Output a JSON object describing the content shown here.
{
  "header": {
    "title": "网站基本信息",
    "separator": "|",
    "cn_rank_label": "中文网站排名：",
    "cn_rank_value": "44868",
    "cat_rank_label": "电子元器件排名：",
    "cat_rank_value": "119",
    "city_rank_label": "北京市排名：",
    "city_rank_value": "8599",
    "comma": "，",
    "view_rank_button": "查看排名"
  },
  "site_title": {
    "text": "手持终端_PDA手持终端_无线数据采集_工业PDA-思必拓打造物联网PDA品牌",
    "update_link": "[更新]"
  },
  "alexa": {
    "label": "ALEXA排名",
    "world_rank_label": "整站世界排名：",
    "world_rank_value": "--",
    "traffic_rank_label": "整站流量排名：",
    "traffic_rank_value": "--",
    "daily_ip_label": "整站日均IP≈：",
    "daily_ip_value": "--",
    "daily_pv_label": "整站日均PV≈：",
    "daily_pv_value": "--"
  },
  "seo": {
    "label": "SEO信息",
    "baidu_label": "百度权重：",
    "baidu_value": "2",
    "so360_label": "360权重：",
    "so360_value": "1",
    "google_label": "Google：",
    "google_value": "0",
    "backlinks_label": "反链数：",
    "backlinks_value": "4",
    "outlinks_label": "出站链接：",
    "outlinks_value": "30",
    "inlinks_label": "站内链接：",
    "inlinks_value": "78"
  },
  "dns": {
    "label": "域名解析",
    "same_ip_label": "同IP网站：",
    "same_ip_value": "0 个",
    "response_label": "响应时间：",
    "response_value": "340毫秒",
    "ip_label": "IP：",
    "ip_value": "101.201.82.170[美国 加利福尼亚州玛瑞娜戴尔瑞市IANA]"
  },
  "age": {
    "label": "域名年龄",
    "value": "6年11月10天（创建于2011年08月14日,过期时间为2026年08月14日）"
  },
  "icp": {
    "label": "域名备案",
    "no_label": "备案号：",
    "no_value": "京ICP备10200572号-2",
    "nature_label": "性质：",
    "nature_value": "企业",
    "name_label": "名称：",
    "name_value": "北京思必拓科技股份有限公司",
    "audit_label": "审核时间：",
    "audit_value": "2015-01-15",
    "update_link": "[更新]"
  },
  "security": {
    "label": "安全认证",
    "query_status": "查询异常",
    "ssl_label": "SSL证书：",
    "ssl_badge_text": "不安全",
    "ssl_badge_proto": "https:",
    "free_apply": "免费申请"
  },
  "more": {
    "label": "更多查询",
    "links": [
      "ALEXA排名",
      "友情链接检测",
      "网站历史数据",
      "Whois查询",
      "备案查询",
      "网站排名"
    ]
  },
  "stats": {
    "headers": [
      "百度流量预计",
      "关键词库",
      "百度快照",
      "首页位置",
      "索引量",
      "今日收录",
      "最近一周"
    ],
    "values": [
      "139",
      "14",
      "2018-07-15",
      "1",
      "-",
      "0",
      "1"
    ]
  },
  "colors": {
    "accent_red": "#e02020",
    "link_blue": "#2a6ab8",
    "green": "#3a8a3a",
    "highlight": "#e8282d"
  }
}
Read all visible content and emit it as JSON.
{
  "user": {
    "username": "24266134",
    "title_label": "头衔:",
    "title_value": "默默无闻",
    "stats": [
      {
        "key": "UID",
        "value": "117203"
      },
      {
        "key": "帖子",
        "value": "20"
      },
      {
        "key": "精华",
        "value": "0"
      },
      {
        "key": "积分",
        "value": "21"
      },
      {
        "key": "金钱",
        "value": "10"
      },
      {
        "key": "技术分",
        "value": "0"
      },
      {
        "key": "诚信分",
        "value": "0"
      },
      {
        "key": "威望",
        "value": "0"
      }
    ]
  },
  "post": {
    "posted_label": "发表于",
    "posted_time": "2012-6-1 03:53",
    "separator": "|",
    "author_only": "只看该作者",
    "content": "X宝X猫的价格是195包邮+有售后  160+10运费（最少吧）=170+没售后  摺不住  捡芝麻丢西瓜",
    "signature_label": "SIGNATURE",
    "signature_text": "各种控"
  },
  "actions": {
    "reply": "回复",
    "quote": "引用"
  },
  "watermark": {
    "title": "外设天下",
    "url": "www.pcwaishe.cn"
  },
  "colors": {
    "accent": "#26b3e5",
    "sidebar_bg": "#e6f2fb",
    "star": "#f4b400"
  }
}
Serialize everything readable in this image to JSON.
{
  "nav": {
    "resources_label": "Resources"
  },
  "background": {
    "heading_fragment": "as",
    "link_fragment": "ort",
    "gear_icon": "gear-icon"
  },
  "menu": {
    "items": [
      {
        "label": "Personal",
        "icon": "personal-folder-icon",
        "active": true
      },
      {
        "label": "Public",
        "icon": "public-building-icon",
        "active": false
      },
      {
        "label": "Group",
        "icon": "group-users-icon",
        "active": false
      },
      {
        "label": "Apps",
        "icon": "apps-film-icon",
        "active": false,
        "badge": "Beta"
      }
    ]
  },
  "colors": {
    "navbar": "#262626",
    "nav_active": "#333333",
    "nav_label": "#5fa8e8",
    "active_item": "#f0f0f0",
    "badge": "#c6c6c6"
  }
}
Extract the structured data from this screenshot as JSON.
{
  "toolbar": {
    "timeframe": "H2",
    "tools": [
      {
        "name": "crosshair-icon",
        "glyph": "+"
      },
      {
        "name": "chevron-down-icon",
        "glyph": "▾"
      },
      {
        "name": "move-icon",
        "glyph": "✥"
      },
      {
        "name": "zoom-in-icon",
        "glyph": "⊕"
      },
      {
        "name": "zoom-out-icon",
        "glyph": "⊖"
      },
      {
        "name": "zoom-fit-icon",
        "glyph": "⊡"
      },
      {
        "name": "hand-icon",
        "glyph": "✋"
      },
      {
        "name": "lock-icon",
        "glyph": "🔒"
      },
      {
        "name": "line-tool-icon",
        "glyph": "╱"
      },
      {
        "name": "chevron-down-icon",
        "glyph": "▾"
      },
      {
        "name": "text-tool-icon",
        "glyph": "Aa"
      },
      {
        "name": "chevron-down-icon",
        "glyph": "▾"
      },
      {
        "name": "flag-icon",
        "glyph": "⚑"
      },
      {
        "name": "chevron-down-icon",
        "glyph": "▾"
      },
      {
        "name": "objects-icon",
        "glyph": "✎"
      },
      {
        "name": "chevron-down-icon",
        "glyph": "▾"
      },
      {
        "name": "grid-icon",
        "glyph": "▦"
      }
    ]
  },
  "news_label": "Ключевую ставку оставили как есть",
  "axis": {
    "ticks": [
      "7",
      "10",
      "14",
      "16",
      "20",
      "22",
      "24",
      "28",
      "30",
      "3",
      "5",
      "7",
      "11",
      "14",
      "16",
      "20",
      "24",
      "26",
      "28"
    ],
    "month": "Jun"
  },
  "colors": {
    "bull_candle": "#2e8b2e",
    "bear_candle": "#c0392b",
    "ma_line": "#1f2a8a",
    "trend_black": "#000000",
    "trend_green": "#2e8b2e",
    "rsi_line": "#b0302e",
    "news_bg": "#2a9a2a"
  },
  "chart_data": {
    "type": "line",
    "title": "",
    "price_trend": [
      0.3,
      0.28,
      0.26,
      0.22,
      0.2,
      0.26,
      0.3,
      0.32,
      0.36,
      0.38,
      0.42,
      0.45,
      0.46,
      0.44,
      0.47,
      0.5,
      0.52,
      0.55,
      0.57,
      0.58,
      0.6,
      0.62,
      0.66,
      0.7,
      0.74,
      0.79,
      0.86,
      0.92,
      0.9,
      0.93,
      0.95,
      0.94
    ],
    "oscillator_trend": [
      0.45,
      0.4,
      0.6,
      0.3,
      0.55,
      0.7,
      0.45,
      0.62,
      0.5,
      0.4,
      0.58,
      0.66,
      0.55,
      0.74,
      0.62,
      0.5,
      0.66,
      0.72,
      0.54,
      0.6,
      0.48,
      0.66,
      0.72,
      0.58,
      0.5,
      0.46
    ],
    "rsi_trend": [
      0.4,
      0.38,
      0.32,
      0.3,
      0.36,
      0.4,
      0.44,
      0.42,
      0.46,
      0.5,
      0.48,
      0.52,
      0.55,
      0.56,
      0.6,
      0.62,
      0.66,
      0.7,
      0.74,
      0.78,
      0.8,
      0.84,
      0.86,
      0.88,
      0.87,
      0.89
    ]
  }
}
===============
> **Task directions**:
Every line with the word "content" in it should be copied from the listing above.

> **Solved exercise**:
Output a JSON object describing the content shown here.
Read all visible content and emit it as JSON.
    "content": "X宝X猫的价格是195包邮+有售后  160+10运费（最少吧）=170+没售后  摺不住  捡芝麻丢西瓜",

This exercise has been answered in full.